This Golden Flame by Emily Victoria

Orphaned and forced to serve her country’s ruling group of scribes, Karis wants nothing more than to find her brother, long ago shipped away. But family bonds don’t matter to the Scriptorium, whose sole focus is unlocking the magic of an ancient automaton army.

In her search for her brother, Karis does the seemingly impossible: she awakens a hidden automaton. Intelligent, with a conscience of his own, Alix has no idea why he was made. Or why his father – their nation’s greatest traitor – once tried to destroy the automatons.

Suddenly, the Scriptorium isn’t just trying to control Karis; it’s hunting her. Together with Alix, Karis must find her brother . . . and the secret that’s held her country in its power for centuries.

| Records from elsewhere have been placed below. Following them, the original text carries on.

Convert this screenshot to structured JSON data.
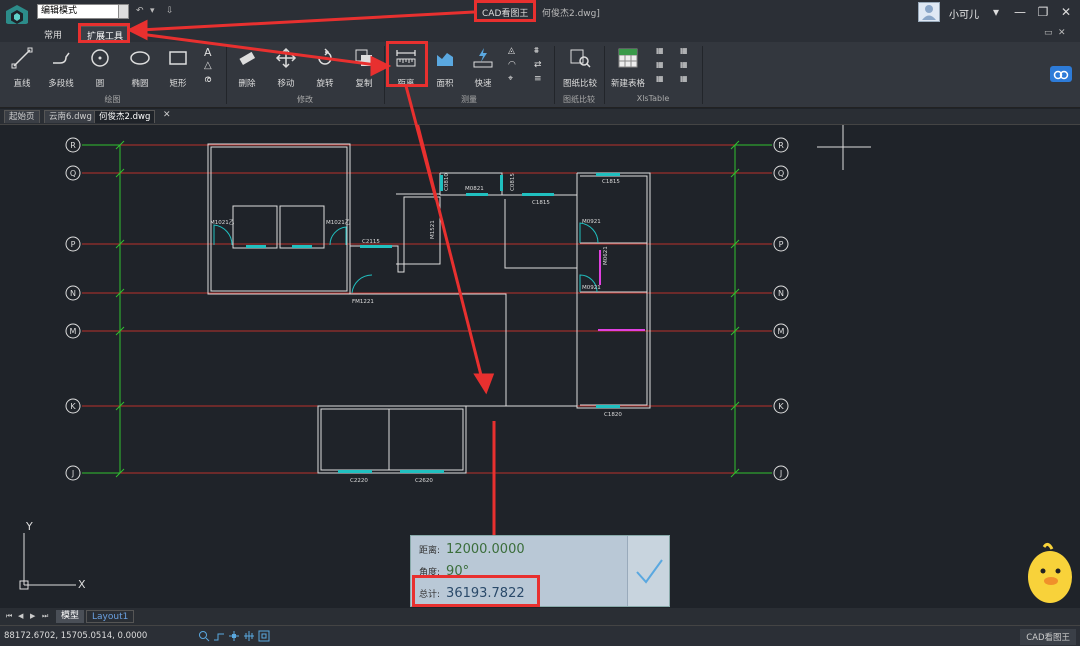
{
  "titlebar": {
    "mode_select": "编辑模式",
    "app_name": "CAD看图王",
    "file_name": "何俊杰2.dwg]",
    "user_name": "小可儿"
  },
  "menu": {
    "tabs": [
      "常用",
      "扩展工具"
    ]
  },
  "ribbon": {
    "tools": {
      "line": "直线",
      "polyline": "多段线",
      "circle": "圆",
      "ellipse": "椭圆",
      "rect": "矩形",
      "delete": "删除",
      "move": "移动",
      "rotate": "旋转",
      "copy": "复制",
      "distance": "距离",
      "area": "面积",
      "quick": "快速",
      "compare": "图纸比较",
      "new_table": "新建表格"
    },
    "groups": {
      "draw": "绘图",
      "modify": "修改",
      "measure": "测量",
      "compare": "图纸比较",
      "xlstable": "XlsTable"
    }
  },
  "doc_tabs": [
    "起始页",
    "云南6.dwg",
    "何俊杰2.dwg"
  ],
  "drawing": {
    "axis_labels": [
      "R",
      "Q",
      "P",
      "N",
      "M",
      "K",
      "J"
    ],
    "labels": {
      "m1021_left": "M1021乙",
      "m1021_right": "M1021乙",
      "c2115": "C2115",
      "m0821": "M0821",
      "m1521": "M1521",
      "c1815_left": "C1815",
      "c1815_right": "C1815",
      "m0921_a": "M0921",
      "m0921_b": "M0921",
      "m0621": "M0621",
      "fm1221": "FM1221",
      "c1820": "C1820",
      "c2220": "C2220",
      "c2620": "C2620",
      "c0810": "C0810",
      "c0815": "C0815"
    },
    "ucs": {
      "y": "Y",
      "x": "X"
    }
  },
  "measure": {
    "distance_label": "距离:",
    "distance_value": "12000.0000",
    "angle_label": "角度:",
    "angle_value": "90°",
    "total_label": "总计:",
    "total_value": "36193.7822"
  },
  "layout": {
    "tabs": [
      "模型",
      "Layout1"
    ]
  },
  "status": {
    "coords": "88172.6702, 15705.0514, 0.0000",
    "brand": "CAD看图王"
  },
  "colors": {
    "accent": "#e8302f",
    "axis_red": "#c0302a",
    "axis_green": "#30c030",
    "cyan": "#20c0c0"
  }
}
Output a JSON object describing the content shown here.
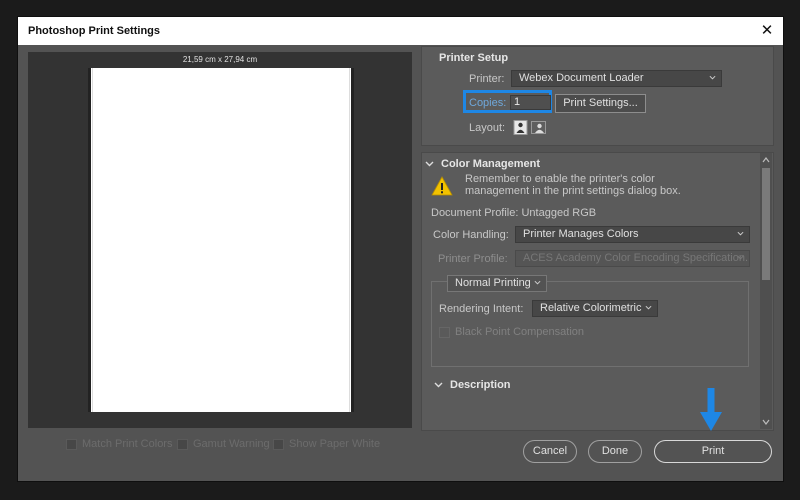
{
  "window": {
    "title": "Photoshop Print Settings"
  },
  "preview": {
    "dimensions": "21,59 cm x 27,94 cm"
  },
  "options": [
    {
      "label": "Match Print Colors"
    },
    {
      "label": "Gamut Warning"
    },
    {
      "label": "Show Paper White"
    }
  ],
  "printer_setup": {
    "header": "Printer Setup",
    "printer_label": "Printer:",
    "printer_value": "Webex Document Loader",
    "copies_label": "Copies:",
    "copies_value": "1",
    "print_settings_label": "Print Settings...",
    "layout_label": "Layout:"
  },
  "color_management": {
    "header": "Color Management",
    "notice_line1": "Remember to enable the printer's color",
    "notice_line2": "management in the print settings dialog box.",
    "document_profile": "Document Profile: Untagged RGB",
    "color_handling_label": "Color Handling:",
    "color_handling_value": "Printer Manages Colors",
    "printer_profile_label": "Printer Profile:",
    "printer_profile_value": "ACES Academy Color Encoding Specification...",
    "printing_mode": "Normal Printing",
    "rendering_intent_label": "Rendering Intent:",
    "rendering_intent_value": "Relative Colorimetric",
    "black_point_label": "Black Point Compensation"
  },
  "description": {
    "header": "Description"
  },
  "footer": {
    "cancel_label": "Cancel",
    "done_label": "Done",
    "print_label": "Print"
  },
  "colors": {
    "highlight": "#1e87e5",
    "warning": "#f2c200",
    "panel": "#5b5b5b",
    "background": "#535353"
  }
}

TITLE: This Golden Flame
AUTHOR: Emily Victoria
PUBLISHER: Hodder & Stoughton
YEAR: 2021
LENGTH: 384 pages (10 hours)
AGE: Young Adult
GENRE: Fantasy

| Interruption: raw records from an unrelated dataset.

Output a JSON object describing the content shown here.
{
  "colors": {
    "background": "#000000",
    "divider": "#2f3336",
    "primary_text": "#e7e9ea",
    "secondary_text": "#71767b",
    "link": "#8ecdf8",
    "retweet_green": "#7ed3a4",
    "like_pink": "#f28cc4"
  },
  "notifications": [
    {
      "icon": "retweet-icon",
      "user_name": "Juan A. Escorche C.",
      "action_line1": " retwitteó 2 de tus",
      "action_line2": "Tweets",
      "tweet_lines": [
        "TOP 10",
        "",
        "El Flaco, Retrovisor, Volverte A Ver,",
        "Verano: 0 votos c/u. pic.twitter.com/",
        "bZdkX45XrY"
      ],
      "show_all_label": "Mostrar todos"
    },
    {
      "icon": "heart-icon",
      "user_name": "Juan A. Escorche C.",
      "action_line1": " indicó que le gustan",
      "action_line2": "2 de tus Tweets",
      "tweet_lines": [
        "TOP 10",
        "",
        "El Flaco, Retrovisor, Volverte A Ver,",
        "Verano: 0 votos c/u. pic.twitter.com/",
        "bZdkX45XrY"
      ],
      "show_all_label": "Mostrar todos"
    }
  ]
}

Queer Rep Summary: Gay/Achillean Secondary Character(s), Genderqueer/Nonbinary Secondary Character(s), Ace/Aro Main Character(s).

THIS GOLDEN FLAME is a story of exploitation, personhood, and substrate chauvinism in a fantasy version of technically-not-ancient-Greece.

Karis is trying to get free of the Scriptorium and find her brother, whom she last saw seven years ago. Alix is an automaton Karis finds before escaping, and a large part of his arc revolves around figuring out the extent to which his mechanical origins define him, how much it matters to how he goes about existing in the world. 

The worldbuilding is mostly in the background and in little details, like the clothing. This isn't a book that sets out to dazzle with the setting, the setting exists to support the characters rather than to be a huge presence itself. The plot is pretty linear, and I don't want to spoil it. This is a very character-driven book, with most of the tension revolving around the characters deciding how to proceed based on a few key factors which they can't affect much. Where this really shines is in characterization and character development. They don't become totally different people or something, but rather they become more confident and self-aware versions of themselves as they gain allies and figure out their path forward.

CW for grief, confinement, slavery (brief), violence, parental death (backstory), death.

Bookshop Affiliate Buy Link

Add this on TheStoryGraph

A glowing golden sphere ringed with golden light, floating against a dark background.


Popular Posts